I am glad you are coming to preach for our congregation and I am excited about getting a break.  You know the old saying, "If the preacher is good, he deserves a Sunday off, and if he's not, the congregation does."  I'm not sure who is looking forward to this weekend the most.

I want to tell you a few things that might be helpful.  I have been the pastor of First Baptist for ten years, so I know them pretty well.  I can already name a couple who are probably going to like you.

I'm not sure what to tell you to wear.  I wear a suit with a white shirt and a blue tie, but that's not going to work.  Pick your favorite outfit and set that aside for your next party.  Then aim somewhere between Michelle Obama and Hillary Clinton.

Google Maps will tell you it will take two hours, but the construction is horrible.  Give yourself an extra thirty minutes and don't expect a short line at Dunkin' Donuts.

When you get here, park wherever you want except for the "Reserved for the Pastor" spot.  Sam Myers is upset that there's a spot for me-something about the priesthood of the believer-so he parks there.

The new contemporary service begins at 8:30.  The attendance is less than we hoped.  We talked about cancelling it this week since I'm at the beach, but the worship leader is committed.  Corey Hodges likes to joke, "Not a lot of fifty-year-old drummers with only two months' experience have a gig every week."

The Rebecca/Ruth class wants you to teach Sunday school.  Rebecca and Ruth used to be the two oldest women's classes, but when the Rebeccas started to pass, they combined.  They began working through 1 Timothy last week.  You get chapter two.  Let me know what you do with "Women will be saved through childbearing."  Elaine Von Diest, by the way, doesn't have any children.

The traditional service is at 11:00.  Be prepared to offer the welcome and offertory prayer, because Hank Berry is Deacon of the Week.  If the weather is nice, he may go to the lake.

Any translation of the Bible is fine as long as it is King James or NIV.

The acoustics are terrible so speak up.

Preach whatever God lays on your heart, but skip the hot button issues-health care, gun control, homosexuality, materialism, militarism, ecology, immigration, abortion, world religions, and the unimportance of college sports.

They like sermons about being good neighbors as long as you are talking about their actual neighbors.  I haven't preached from Revelation for a while, so that's an option.  If you preach on stewardship make it clear that I didn't suggest it.

We have never had a woman preach.  Our deacons talked about it a couple of years ago, but the discussion didn't go well, so I dropped it.  I didn't ask permission this time.

Elmer Wilson will probably make a show of walking out when you get up to preach.  He may come to the 8:30 service and then come back for the 11:00 so he can do it twice.  Feel free to make a joke, maybe, "Most people wait until I say something to walk out."
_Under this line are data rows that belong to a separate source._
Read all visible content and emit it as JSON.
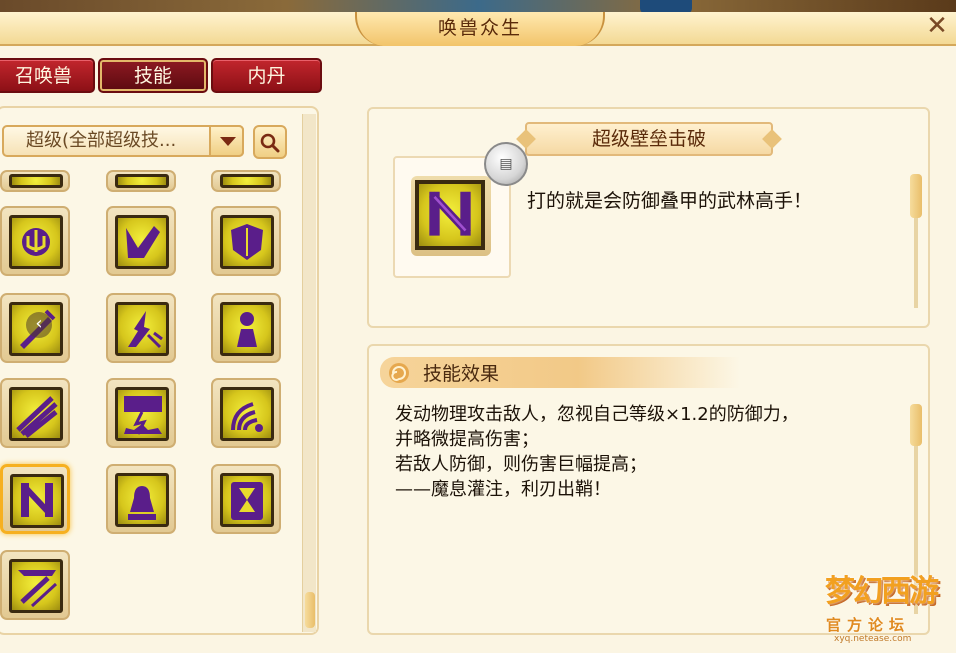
{
  "window": {
    "title": "唤兽众生",
    "close_label": "✕"
  },
  "tabs": [
    {
      "label": "召唤兽",
      "active": false
    },
    {
      "label": "技能",
      "active": true
    },
    {
      "label": "内丹",
      "active": false
    }
  ],
  "filter": {
    "selected": "超级(全部超级技...",
    "search_icon": "search-icon"
  },
  "skill_list": {
    "rows": 6,
    "columns": 3,
    "selected_index": 12,
    "icons": [
      "partial-icon",
      "partial-icon",
      "partial-icon",
      "sun-trident-icon",
      "broken-arm-icon",
      "shield-icon",
      "sword-icon",
      "lightning-burst-icon",
      "figure-icon",
      "claw-strike-icon",
      "lightning-ground-icon",
      "wave-icon",
      "shield-break-icon",
      "bell-icon",
      "hourglass-icon",
      "spear-icon"
    ]
  },
  "detail": {
    "skill_name": "超级壁垒击破",
    "short_desc": "打的就是会防御叠甲的武林高手！",
    "badge_icon": "scroll-icon"
  },
  "effect": {
    "title": "技能效果",
    "lines": [
      "发动物理攻击敌人，忽视自己等级×1.2的防御力，",
      "并略微提高伤害；",
      "若敌人防御，则伤害巨幅提高；",
      "——魔息灌注，利刃出鞘！"
    ]
  },
  "watermark": {
    "logo": "梦幻西游",
    "sub": "官方论坛",
    "url": "xyq.netease.com"
  },
  "colors": {
    "accent_red": "#a8161c",
    "gold": "#f2c46a",
    "icon_yellow": "#e8dc2c",
    "icon_purple": "#5a1e8a"
  }
}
I preach twenty minutes, but go longer and they might appreciate me more.  Carl Myers will fall asleep five minutes into your sermon.  If you see teenagers reading the hymnal, they are texting the person seated next to them.  Dave Breeden takes notes.  If he doesn't have a page of complaints, then you haven't really preached.

After the service is over, walk to the foyer to shake hands.  Most people go out the side doors, so don't take it personal.

Talk is cheap and so is our honorarium, but Earl Scroggins, chair emeritus of the deacons, will take you to lunch.  I'm sorry about this.  Earl loves Waffle House.  I recommend you get something "smothered and covered."

Thank you for preaching for us.  If we both live to tell about it, I may ask you again.

Mentioning these details make this seem less sacred, but I don't mean it that way.  Preaching doesn't always feel holy, but the more I preach the more I believe it is.  Not much is better than getting to say, "This is what I believe God wants us to think about."  Make them laugh.  Make them cry.  Make them feel like the sinners and saints they are.  Even when you hear the ding that signals a text message's arrival, God is at work.

Grace and joy,

Your partner in preaching the Gospel

From Brett's blog, Peculiar Preacher.